EAIE Barometer data used in European Parliament report

EAIE Barometer data used in European Parliament report

The most comprehensive European Parliament report on Internationalisation of Higher Education, authored by four prominent figures in the field – Hans de Wit and Fiona Hunter of the Centre for Higher Education Internationalisation at Università Cattolica del Sacro Cuore; Eva Egron-Polak of the International Association of Universities; and Laura Howard, President of the EAIE – was released earlier this month. Its release and the many interesting findings it reveals have been covered in the press extensively this past week.

The goal of this inquiry, led by Università Cattolica del Sacro Cuore’s Centre for Higher Education Internationalisation, was to take an in-depth look at internationalisation strategies in higher education at an institutional, national, European, and global level. The study looked at seventeen countries, ten of which in the EU – namely, Finland, France, Germany, Italy, the Netherlands, Norway, Poland, Romania, Spain and the UK – and seven of which non-EU – Australia, Canada, Colombia, Japan, Malaysia, South Africa and the USA. Aside from describing strategies and their implementation, the study has a distinct focus on policy recommendations that aim at creating positive societal impact as a result of internationalisation.

The EAIE’s participation in the study came about as a result of our own probe into the status of internationalisation in higher education in Europe. The EAIE Barometer Report focuses on the internationalisation policies and practices in the European Higher Education Area (EHEA) by looking at the practitioner experience ‘on the ground’ – both in terms of new developments and in terms of how skills and knowledge match up to requirements for internationalisation.

EAIE President Laura Howard, one of the authors of the EP study, states that “[…] the fact that the European Parliament requested such a study shows that the time was ripe for an in-depth analysis of the situation covering a broad range of diverse factors. The internationalisation of higher education in Europe does not happen in isolation – it’s part of a much bigger picture, and this study recognises that by including a series of non-European countries, by looking at technology, by including the relevant results of the IAU survey and the EAIE Barometer, and by asking experts their opinion about what the future holds”.
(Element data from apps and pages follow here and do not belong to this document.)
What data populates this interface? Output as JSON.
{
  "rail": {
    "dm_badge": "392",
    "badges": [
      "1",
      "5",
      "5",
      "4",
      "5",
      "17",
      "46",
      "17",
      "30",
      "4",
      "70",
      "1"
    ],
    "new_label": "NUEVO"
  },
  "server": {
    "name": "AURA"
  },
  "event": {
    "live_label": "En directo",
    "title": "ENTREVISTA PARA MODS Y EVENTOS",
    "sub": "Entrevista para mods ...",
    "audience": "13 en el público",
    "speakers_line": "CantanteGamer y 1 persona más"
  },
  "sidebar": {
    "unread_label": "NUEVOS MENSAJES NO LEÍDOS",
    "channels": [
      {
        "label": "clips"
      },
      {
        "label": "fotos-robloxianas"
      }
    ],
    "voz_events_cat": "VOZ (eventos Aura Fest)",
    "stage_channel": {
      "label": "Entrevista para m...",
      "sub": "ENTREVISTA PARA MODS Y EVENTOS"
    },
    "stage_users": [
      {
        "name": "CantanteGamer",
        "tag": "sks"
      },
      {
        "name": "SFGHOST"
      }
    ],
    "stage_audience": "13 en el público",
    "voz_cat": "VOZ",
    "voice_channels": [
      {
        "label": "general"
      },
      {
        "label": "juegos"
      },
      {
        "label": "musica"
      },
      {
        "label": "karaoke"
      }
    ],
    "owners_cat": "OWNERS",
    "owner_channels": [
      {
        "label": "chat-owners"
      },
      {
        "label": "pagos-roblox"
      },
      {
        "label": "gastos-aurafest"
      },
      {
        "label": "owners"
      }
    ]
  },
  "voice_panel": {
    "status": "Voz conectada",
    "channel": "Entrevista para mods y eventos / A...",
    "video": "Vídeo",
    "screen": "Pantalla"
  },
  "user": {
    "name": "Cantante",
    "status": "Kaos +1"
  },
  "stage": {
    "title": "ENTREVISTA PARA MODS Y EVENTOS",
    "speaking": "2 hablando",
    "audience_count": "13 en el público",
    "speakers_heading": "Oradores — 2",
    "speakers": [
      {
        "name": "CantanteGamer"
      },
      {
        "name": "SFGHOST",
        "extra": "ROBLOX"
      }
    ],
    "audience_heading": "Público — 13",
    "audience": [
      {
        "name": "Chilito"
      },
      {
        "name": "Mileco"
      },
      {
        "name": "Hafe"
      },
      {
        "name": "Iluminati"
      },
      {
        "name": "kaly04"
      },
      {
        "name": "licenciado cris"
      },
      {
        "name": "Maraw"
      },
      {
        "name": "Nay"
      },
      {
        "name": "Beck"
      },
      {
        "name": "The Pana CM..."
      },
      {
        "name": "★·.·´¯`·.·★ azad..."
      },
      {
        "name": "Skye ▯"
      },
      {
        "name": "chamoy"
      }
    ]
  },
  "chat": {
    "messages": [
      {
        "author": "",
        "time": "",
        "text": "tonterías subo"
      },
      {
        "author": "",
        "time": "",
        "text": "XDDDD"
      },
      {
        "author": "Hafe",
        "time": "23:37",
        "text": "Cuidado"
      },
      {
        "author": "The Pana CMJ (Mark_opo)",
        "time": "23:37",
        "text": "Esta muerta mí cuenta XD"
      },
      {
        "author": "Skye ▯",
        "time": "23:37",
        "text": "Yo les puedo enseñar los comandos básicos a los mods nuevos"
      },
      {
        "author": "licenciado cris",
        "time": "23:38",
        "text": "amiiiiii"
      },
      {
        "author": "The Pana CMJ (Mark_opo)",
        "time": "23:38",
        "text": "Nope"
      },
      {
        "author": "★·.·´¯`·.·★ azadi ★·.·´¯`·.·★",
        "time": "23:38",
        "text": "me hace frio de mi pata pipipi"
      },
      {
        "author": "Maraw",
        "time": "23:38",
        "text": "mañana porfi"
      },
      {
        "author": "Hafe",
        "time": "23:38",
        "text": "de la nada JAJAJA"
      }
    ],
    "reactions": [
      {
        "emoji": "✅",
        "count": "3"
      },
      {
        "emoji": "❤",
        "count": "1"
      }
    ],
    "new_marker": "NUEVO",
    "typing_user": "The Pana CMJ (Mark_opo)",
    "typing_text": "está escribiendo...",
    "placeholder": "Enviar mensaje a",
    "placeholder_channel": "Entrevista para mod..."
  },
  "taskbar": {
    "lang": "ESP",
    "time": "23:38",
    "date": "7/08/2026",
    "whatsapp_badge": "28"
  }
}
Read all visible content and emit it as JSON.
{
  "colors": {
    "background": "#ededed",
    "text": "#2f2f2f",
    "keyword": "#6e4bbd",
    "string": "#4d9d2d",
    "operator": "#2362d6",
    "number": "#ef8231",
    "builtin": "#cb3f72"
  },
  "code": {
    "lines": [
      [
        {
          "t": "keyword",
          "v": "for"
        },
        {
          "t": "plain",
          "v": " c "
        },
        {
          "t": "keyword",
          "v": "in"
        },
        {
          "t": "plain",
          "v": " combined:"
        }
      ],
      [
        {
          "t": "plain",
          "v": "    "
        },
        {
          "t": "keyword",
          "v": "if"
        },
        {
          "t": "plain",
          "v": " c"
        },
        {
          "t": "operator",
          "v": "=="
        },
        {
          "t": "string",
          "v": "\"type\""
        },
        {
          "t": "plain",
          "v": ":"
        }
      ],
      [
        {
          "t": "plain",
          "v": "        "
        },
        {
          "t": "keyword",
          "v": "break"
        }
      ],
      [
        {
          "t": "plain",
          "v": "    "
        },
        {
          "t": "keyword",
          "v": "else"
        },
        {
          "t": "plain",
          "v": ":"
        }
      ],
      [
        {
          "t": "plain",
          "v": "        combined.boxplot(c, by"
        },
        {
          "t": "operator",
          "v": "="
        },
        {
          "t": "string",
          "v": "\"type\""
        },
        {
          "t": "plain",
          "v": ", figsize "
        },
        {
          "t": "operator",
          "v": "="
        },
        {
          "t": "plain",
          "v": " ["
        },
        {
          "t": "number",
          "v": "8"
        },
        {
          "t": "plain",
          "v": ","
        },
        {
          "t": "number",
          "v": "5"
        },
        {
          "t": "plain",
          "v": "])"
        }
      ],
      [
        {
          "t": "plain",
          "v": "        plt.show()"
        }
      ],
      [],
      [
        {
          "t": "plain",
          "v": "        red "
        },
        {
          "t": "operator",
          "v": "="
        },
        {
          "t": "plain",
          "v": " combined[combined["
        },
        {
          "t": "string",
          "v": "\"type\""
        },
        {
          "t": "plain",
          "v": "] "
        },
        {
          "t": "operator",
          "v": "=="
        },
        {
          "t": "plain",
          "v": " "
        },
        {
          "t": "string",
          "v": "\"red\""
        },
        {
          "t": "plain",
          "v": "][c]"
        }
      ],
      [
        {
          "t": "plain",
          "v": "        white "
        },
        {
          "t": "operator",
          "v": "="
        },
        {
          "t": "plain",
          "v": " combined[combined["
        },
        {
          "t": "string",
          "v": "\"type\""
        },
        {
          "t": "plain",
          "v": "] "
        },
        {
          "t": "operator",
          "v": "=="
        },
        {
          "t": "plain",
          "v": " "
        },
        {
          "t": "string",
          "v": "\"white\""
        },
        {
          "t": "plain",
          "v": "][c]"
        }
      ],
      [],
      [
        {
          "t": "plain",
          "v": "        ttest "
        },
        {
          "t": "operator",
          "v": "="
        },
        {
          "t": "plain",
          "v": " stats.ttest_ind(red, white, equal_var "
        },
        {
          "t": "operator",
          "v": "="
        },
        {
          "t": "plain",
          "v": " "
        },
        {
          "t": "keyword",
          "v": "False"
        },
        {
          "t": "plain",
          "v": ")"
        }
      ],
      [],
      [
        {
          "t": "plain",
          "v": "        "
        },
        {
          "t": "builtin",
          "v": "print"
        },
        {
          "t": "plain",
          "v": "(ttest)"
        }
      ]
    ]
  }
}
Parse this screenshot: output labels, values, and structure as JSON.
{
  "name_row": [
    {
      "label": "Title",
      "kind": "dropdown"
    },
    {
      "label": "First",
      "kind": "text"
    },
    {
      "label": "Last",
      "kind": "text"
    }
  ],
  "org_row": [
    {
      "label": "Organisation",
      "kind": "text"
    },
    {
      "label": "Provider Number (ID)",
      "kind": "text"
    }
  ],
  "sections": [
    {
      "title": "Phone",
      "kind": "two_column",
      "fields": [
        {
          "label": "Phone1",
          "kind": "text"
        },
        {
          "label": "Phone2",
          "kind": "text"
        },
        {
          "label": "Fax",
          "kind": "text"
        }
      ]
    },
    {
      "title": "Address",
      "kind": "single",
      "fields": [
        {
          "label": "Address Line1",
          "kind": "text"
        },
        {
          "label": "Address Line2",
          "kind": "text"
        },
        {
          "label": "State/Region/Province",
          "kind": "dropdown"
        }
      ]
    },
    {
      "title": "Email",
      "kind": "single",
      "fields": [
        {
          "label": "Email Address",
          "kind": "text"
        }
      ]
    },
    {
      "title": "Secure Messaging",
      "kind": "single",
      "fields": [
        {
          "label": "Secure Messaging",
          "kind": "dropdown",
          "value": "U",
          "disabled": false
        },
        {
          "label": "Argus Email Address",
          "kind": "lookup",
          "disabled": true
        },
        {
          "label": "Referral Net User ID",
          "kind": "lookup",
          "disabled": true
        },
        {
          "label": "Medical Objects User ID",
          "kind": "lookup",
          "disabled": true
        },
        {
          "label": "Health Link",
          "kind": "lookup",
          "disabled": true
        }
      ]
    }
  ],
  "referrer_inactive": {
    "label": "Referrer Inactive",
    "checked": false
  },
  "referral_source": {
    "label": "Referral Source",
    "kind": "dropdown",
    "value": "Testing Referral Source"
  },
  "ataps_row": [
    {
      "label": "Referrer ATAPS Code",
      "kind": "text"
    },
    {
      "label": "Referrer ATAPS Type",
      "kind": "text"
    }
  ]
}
Main findings

The study’s main findings, you’ll be happy to hear, are helping to quantify some of the hunches that those of us working in international higher education have often felt to be true.

• Internationalisation appears to be on the rise in all corners of the world, but a focus on quality should be the next step that allows for the field to truly flourish.

• A serious focus on internationalisation of the curriculum at home has the potential to have a much greater societal impact than mobility alone, as its efforts are concentrated on the vast majority of non-mobile students.

• Finally, digital and transnational learning are some of the key innovative directions that the field is taking in order to continue to grow and promote inclusion.

Want to learn more?

The above is just a snippet of the report’s many interesting findings and important recommendations. You can download the full report from the European Parliament website. Make sure to join us at session 12.01 The future of internationalisation of higher education in Europe in Glasgow in September to hear more about the study. Be sure to stay tuned as we’ll be discussing the findings of the report and its implications in greater detail here on the EAIE blog too!